Prodisc Technology, one of the top three producers of optical storage media in Taiwan, on December 12 opened a factory for blank CD-R discs in a bonded industrial zone located in Ningbo, Zhejiang Province (China), Taiwanese DigiTimes reports.
The factory is owned and operated by Prodisc Technology (Ningbo). With total investment of US$70 million, the company is a joint venture with Prodisc holding a 49% stake, parent company president Tony Hsu indicated. Hsu is now in Ningbo to attend the opening ceremony.
The factory will initially have 30 production lines for a monthly capacity of 30 million CD-R discs, with volume production to begin next month. The bonded industrial zone is one of the industrial districts offering the most incentives and relaxed regulations in China.
The factory’s products can be exported or sold in the domestic market with payment of 2% tax on imported materials and components, Hsu noted. The factory’s production will focus on OEM production for the European market and production for domestic sale under Prodisc’s own SmartBuy brand.
Prodisc’s investment in China was prompted because further expansion of its CD-R disc capacity in Taiwan is costly, back-end printing and packaging demands significant labor and China has large market potential, Hsu explained.
Including the Ningbo factory, Prodisc will have total production capacity of 140 million CD-R discs a month, the third-largest among Taiwanese makers next to CMC Magnetics’s 170 million discs and Ritek’s 150 million discs, according to Hsu.
The monthly capacity of the Ningbo factory will be gradually expanded to 60 million CD-R discs.
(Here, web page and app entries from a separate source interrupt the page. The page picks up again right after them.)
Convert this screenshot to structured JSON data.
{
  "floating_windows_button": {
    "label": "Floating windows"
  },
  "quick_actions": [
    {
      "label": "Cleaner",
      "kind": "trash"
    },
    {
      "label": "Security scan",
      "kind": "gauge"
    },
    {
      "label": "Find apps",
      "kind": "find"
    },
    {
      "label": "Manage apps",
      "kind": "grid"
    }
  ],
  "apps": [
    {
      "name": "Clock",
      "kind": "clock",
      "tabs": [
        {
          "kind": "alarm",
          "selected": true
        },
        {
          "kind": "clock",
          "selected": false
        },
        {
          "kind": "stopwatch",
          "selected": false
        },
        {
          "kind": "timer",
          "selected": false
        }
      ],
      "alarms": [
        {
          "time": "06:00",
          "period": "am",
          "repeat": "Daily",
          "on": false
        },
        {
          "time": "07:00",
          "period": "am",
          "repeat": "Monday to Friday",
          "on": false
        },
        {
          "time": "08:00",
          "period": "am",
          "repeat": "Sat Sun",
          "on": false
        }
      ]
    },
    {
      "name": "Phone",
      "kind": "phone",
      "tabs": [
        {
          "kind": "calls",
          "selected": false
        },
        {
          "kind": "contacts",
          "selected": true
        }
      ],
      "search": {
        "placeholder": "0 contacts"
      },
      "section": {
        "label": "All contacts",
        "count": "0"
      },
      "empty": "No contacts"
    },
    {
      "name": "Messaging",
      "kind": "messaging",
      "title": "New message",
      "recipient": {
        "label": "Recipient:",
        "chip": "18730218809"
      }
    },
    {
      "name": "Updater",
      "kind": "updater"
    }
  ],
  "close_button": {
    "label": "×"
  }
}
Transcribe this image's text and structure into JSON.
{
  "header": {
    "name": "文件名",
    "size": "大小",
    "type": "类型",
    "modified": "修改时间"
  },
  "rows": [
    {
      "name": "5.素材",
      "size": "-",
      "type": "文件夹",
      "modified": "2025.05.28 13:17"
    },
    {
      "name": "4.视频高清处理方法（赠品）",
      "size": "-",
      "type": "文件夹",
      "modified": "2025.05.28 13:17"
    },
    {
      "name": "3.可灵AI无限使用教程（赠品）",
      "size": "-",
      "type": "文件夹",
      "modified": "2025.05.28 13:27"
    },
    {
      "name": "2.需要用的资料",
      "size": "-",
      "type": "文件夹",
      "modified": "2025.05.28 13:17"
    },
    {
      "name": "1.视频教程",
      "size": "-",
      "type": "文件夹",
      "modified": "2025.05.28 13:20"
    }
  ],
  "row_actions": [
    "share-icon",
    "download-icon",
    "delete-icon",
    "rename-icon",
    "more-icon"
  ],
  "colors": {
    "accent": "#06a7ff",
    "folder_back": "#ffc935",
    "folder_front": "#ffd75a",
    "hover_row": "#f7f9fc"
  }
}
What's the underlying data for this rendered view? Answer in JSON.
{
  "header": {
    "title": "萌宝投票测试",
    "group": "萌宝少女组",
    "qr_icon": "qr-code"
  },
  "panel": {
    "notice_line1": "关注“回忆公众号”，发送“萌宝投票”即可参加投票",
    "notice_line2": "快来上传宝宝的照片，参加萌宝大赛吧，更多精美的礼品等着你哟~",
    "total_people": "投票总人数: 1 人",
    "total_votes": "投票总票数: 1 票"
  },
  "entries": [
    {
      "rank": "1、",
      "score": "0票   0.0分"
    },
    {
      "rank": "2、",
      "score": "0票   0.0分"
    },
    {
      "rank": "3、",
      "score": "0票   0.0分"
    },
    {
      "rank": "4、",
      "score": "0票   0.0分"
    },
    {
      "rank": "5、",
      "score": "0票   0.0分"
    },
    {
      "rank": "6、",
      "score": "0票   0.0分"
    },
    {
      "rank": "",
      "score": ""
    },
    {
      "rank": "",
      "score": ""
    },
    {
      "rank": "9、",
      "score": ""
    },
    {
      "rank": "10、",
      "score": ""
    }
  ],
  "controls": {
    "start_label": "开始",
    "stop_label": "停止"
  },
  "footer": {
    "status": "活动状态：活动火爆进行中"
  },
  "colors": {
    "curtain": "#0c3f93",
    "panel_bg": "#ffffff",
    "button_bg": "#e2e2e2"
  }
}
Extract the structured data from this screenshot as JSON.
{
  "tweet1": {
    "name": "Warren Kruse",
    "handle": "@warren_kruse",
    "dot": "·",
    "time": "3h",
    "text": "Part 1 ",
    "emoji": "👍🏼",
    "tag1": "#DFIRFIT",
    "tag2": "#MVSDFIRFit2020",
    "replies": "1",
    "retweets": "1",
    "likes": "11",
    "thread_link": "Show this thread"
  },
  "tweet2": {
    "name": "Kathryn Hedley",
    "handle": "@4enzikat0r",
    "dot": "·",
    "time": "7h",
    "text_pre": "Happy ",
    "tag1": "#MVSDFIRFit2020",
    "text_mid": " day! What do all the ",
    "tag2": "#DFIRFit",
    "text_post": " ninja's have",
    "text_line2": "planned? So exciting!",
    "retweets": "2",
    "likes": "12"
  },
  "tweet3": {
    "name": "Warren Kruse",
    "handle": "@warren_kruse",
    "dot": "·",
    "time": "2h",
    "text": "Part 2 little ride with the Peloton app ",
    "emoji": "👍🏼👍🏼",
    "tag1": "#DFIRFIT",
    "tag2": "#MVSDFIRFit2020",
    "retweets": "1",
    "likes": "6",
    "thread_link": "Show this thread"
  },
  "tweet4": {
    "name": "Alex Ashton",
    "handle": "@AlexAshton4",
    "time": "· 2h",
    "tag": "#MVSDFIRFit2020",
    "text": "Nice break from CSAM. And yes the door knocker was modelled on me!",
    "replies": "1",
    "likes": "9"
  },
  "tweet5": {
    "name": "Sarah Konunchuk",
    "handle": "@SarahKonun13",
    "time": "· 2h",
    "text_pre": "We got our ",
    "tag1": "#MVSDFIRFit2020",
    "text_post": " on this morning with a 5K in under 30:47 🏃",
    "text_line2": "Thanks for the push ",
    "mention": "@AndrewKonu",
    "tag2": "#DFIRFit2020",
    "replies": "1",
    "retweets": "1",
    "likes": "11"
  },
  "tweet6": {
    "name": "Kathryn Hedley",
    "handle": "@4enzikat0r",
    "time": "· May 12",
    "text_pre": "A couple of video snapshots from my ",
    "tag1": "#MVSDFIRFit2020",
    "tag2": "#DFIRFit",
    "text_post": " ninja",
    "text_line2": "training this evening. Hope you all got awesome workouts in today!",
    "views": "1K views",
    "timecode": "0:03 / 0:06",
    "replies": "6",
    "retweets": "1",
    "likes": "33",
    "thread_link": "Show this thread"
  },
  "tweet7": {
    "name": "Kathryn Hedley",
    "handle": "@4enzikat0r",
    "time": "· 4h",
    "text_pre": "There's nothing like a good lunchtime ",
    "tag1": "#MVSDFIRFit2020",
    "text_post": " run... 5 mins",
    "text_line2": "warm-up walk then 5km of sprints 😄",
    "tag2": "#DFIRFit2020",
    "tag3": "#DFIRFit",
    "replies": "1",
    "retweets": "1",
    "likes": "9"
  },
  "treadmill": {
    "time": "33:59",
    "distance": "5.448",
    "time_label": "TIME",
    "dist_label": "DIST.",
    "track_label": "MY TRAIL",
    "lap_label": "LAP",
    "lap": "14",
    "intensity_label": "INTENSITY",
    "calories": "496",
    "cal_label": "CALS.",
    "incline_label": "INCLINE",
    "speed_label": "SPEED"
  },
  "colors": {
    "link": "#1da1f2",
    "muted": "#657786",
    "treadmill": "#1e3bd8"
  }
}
The factory may also produce DVD-R discs and optical components, Hsu said.
In addition to its China investment, Prodisc has invested NT$4.0 billion to establish DVD+R/-R disc production lines in the second half of this year and plans to expand this capacity with an additional outlay of NT$4.0 billion in 2004.
In related news, CMC Magnetics,the largest maker of optical storage discs in Taiwan, is already seeing a return on its investment in CD-R production in China, the company’s vice president of public relations and spokesperson Andria Wong indicated.